_WHAT YOU ARE ASKED TO DO_
Keep the wording of the records intact as you retype them, and omit every image.

Data items
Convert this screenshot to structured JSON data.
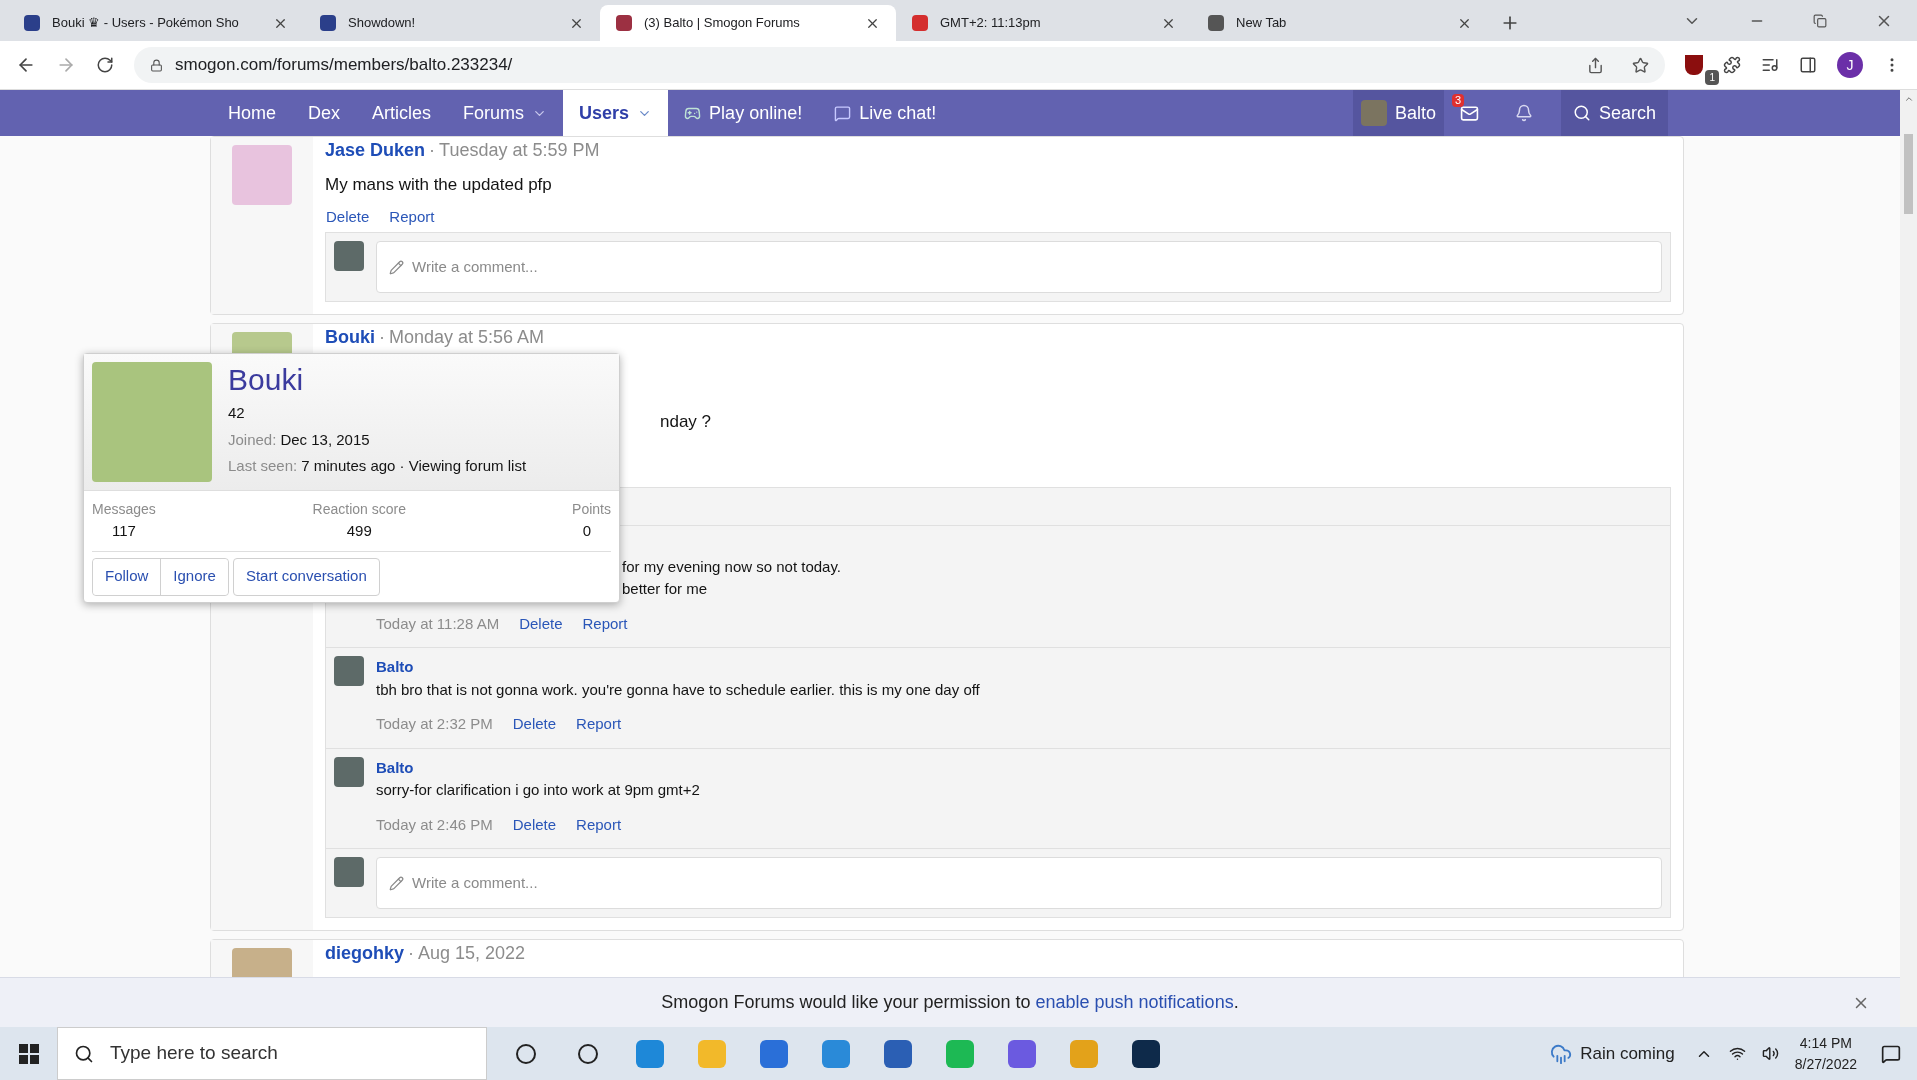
{
  "browser": {
    "tabs": [
      {
        "title": "Bouki ♛ - Users - Pokémon Sho",
        "selected": false
      },
      {
        "title": "Showdown!",
        "selected": false
      },
      {
        "title": "(3) Balto | Smogon Forums",
        "selected": true
      },
      {
        "title": "GMT+2: 11:13pm",
        "selected": false
      },
      {
        "title": "New Tab",
        "selected": false
      }
    ],
    "url": "smogon.com/forums/members/balto.233234/",
    "extension_badge": "1",
    "profile_initial": "J"
  },
  "nav": {
    "items": [
      {
        "label": "Home",
        "kind": "plain",
        "selected": false
      },
      {
        "label": "Dex",
        "kind": "plain",
        "selected": false
      },
      {
        "label": "Articles",
        "kind": "plain",
        "selected": false
      },
      {
        "label": "Forums",
        "kind": "dropdown",
        "selected": false
      },
      {
        "label": "Users",
        "kind": "dropdown",
        "selected": true
      },
      {
        "label": "Play online!",
        "kind": "play",
        "selected": false
      },
      {
        "label": "Live chat!",
        "kind": "chat",
        "selected": false
      }
    ],
    "user": "Balto",
    "inbox_count": "3",
    "search": "Search"
  },
  "posts": [
    {
      "author": "Jase Duken",
      "separator": "·",
      "time": "Tuesday at 5:59 PM",
      "body": "My mans with the updated pfp",
      "actions": [
        "Delete",
        "Report"
      ],
      "comment_placeholder": "Write a comment..."
    },
    {
      "author": "Bouki",
      "separator": "·",
      "time": "Monday at 5:56 AM",
      "body": "nday ?",
      "comments": [
        {
          "lines": [
            "for my evening now so not today.",
            "better for me"
          ],
          "time": "Today at 11:28 AM",
          "actions": [
            "Delete",
            "Report"
          ]
        },
        {
          "author": "Balto",
          "lines": [
            "tbh bro that is not gonna work. you're gonna have to schedule earlier. this is my one day off"
          ],
          "time": "Today at 2:32 PM",
          "actions": [
            "Delete",
            "Report"
          ]
        },
        {
          "author": "Balto",
          "lines": [
            "sorry-for clarification i go into work at 9pm gmt+2"
          ],
          "time": "Today at 2:46 PM",
          "actions": [
            "Delete",
            "Report"
          ]
        }
      ],
      "comment_placeholder": "Write a comment..."
    },
    {
      "author": "diegohky",
      "separator": "·",
      "time": "Aug 15, 2022"
    }
  ],
  "member_card": {
    "name": "Bouki",
    "title": "42",
    "joined_label": "Joined:",
    "joined": "Dec 13, 2015",
    "last_seen_label": "Last seen:",
    "last_seen": "7 minutes ago · Viewing forum list",
    "stats": [
      {
        "label": "Messages",
        "value": "117"
      },
      {
        "label": "Reaction score",
        "value": "499"
      },
      {
        "label": "Points",
        "value": "0"
      }
    ],
    "buttons": [
      "Follow",
      "Ignore",
      "Start conversation"
    ]
  },
  "notification": {
    "text": "Smogon Forums would like your permission to",
    "link": "enable push notifications",
    "end": "."
  },
  "taskbar": {
    "search_placeholder": "Type here to search",
    "weather": "Rain coming",
    "time": "4:14 PM",
    "date": "8/27/2022"
  }
}
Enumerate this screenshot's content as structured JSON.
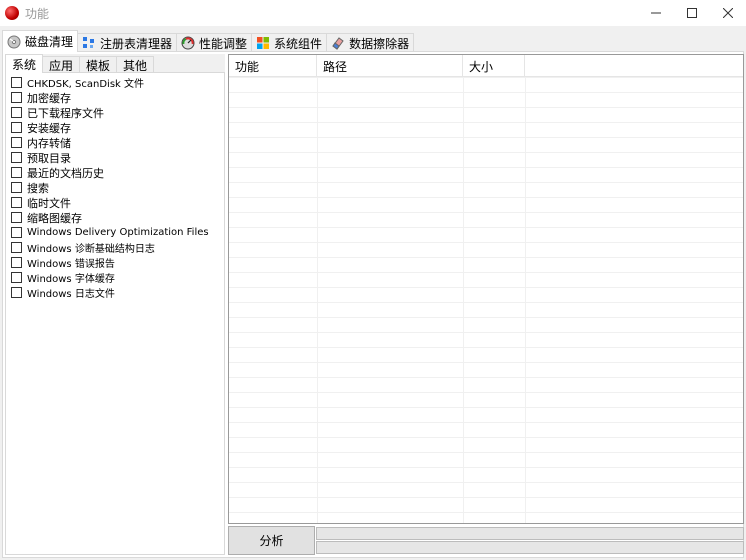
{
  "window": {
    "title": "功能"
  },
  "top_tabs": [
    {
      "label": "磁盘清理",
      "icon": "disk-cleanup-icon",
      "active": true
    },
    {
      "label": "注册表清理器",
      "icon": "registry-icon",
      "active": false
    },
    {
      "label": "性能调整",
      "icon": "performance-icon",
      "active": false
    },
    {
      "label": "系统组件",
      "icon": "windows-icon",
      "active": false
    },
    {
      "label": "数据擦除器",
      "icon": "eraser-icon",
      "active": false
    }
  ],
  "sub_tabs": [
    {
      "label": "系统",
      "active": true
    },
    {
      "label": "应用",
      "active": false
    },
    {
      "label": "模板",
      "active": false
    },
    {
      "label": "其他",
      "active": false
    }
  ],
  "items": [
    {
      "label": "CHKDSK, ScanDisk 文件",
      "checked": false
    },
    {
      "label": "加密缓存",
      "checked": false
    },
    {
      "label": "已下载程序文件",
      "checked": false
    },
    {
      "label": "安装缓存",
      "checked": false
    },
    {
      "label": "内存转储",
      "checked": false
    },
    {
      "label": "预取目录",
      "checked": false
    },
    {
      "label": "最近的文档历史",
      "checked": false
    },
    {
      "label": "搜索",
      "checked": false
    },
    {
      "label": "临时文件",
      "checked": false
    },
    {
      "label": "缩略图缓存",
      "checked": false
    },
    {
      "label": "Windows Delivery Optimization Files",
      "checked": false
    },
    {
      "label": "Windows 诊断基础结构日志",
      "checked": false
    },
    {
      "label": "Windows 错误报告",
      "checked": false
    },
    {
      "label": "Windows 字体缓存",
      "checked": false
    },
    {
      "label": "Windows 日志文件",
      "checked": false
    }
  ],
  "results_table": {
    "columns": [
      "功能",
      "路径",
      "大小",
      ""
    ],
    "rows": []
  },
  "analyze_button": {
    "label": "分析"
  },
  "progress": {
    "primary": 0,
    "secondary": 0
  },
  "colors": {
    "progress_fill": "#06b025",
    "app_icon": "#c00000"
  }
}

_EXERCISE RESPONSE_
Convert this screenshot to structured JSON data.
{
  "browser": {
    "tabs": [
      {
        "title": "Bouki ♛ - Users - Pokémon Sho",
        "selected": false
      },
      {
        "title": "Showdown!",
        "selected": false
      },
      {
        "title": "(3) Balto | Smogon Forums",
        "selected": true
      },
      {
        "title": "GMT+2: 11:13pm",
        "selected": false
      },
      {
        "title": "New Tab",
        "selected": false
      }
    ],
    "url": "smogon.com/forums/members/balto.233234/",
    "extension_badge": "1",
    "profile_initial": "J"
  },
  "nav": {
    "items": [
      {
        "label": "Home",
        "kind": "plain",
        "selected": false
      },
      {
        "label": "Dex",
        "kind": "plain",
        "selected": false
      },
      {
        "label": "Articles",
        "kind": "plain",
        "selected": false
      },
      {
        "label": "Forums",
        "kind": "dropdown",
        "selected": false
      },
      {
        "label": "Users",
        "kind": "dropdown",
        "selected": true
      },
      {
        "label": "Play online!",
        "kind": "play",
        "selected": false
      },
      {
        "label": "Live chat!",
        "kind": "chat",
        "selected": false
      }
    ],
    "user": "Balto",
    "inbox_count": "3",
    "search": "Search"
  },
  "posts": [
    {
      "author": "Jase Duken",
      "separator": "·",
      "time": "Tuesday at 5:59 PM",
      "body": "My mans with the updated pfp",
      "actions": [
        "Delete",
        "Report"
      ],
      "comment_placeholder": "Write a comment..."
    },
    {
      "author": "Bouki",
      "separator": "·",
      "time": "Monday at 5:56 AM",
      "body": "nday ?",
      "comments": [
        {
          "lines": [
            "for my evening now so not today.",
            "better for me"
          ],
          "time": "Today at 11:28 AM",
          "actions": [
            "Delete",
            "Report"
          ]
        },
        {
          "author": "Balto",
          "lines": [
            "tbh bro that is not gonna work. you're gonna have to schedule earlier. this is my one day off"
          ],
          "time": "Today at 2:32 PM",
          "actions": [
            "Delete",
            "Report"
          ]
        },
        {
          "author": "Balto",
          "lines": [
            "sorry-for clarification i go into work at 9pm gmt+2"
          ],
          "time": "Today at 2:46 PM",
          "actions": [
            "Delete",
            "Report"
          ]
        }
      ],
      "comment_placeholder": "Write a comment..."
    },
    {
      "author": "diegohky",
      "separator": "·",
      "time": "Aug 15, 2022"
    }
  ],
  "member_card": {
    "name": "Bouki",
    "title": "42",
    "joined_label": "Joined:",
    "joined": "Dec 13, 2015",
    "last_seen_label": "Last seen:",
    "last_seen": "7 minutes ago · Viewing forum list",
    "stats": [
      {
        "label": "Messages",
        "value": "117"
      },
      {
        "label": "Reaction score",
        "value": "499"
      },
      {
        "label": "Points",
        "value": "0"
      }
    ],
    "buttons": [
      "Follow",
      "Ignore",
      "Start conversation"
    ]
  },
  "notification": {
    "text": "Smogon Forums would like your permission to",
    "link": "enable push notifications",
    "end": "."
  },
  "taskbar": {
    "search_placeholder": "Type here to search",
    "weather": "Rain coming",
    "time": "4:14 PM",
    "date": "8/27/2022"
  }
}
Enumerate this screenshot's content as structured JSON.
{
  "window": {
    "title": "功能"
  },
  "top_tabs": [
    {
      "label": "磁盘清理",
      "icon": "disk-cleanup-icon",
      "active": true
    },
    {
      "label": "注册表清理器",
      "icon": "registry-icon",
      "active": false
    },
    {
      "label": "性能调整",
      "icon": "performance-icon",
      "active": false
    },
    {
      "label": "系统组件",
      "icon": "windows-icon",
      "active": false
    },
    {
      "label": "数据擦除器",
      "icon": "eraser-icon",
      "active": false
    }
  ],
  "sub_tabs": [
    {
      "label": "系统",
      "active": true
    },
    {
      "label": "应用",
      "active": false
    },
    {
      "label": "模板",
      "active": false
    },
    {
      "label": "其他",
      "active": false
    }
  ],
  "items": [
    {
      "label": "CHKDSK, ScanDisk 文件",
      "checked": false
    },
    {
      "label": "加密缓存",
      "checked": false
    },
    {
      "label": "已下载程序文件",
      "checked": false
    },
    {
      "label": "安装缓存",
      "checked": false
    },
    {
      "label": "内存转储",
      "checked": false
    },
    {
      "label": "预取目录",
      "checked": false
    },
    {
      "label": "最近的文档历史",
      "checked": false
    },
    {
      "label": "搜索",
      "checked": false
    },
    {
      "label": "临时文件",
      "checked": false
    },
    {
      "label": "缩略图缓存",
      "checked": false
    },
    {
      "label": "Windows Delivery Optimization Files",
      "checked": false
    },
    {
      "label": "Windows 诊断基础结构日志",
      "checked": false
    },
    {
      "label": "Windows 错误报告",
      "checked": false
    },
    {
      "label": "Windows 字体缓存",
      "checked": false
    },
    {
      "label": "Windows 日志文件",
      "checked": false
    }
  ],
  "results_table": {
    "columns": [
      "功能",
      "路径",
      "大小",
      ""
    ],
    "rows": []
  },
  "analyze_button": {
    "label": "分析"
  },
  "progress": {
    "primary": 0,
    "secondary": 0
  },
  "colors": {
    "progress_fill": "#06b025",
    "app_icon": "#c00000"
  }
}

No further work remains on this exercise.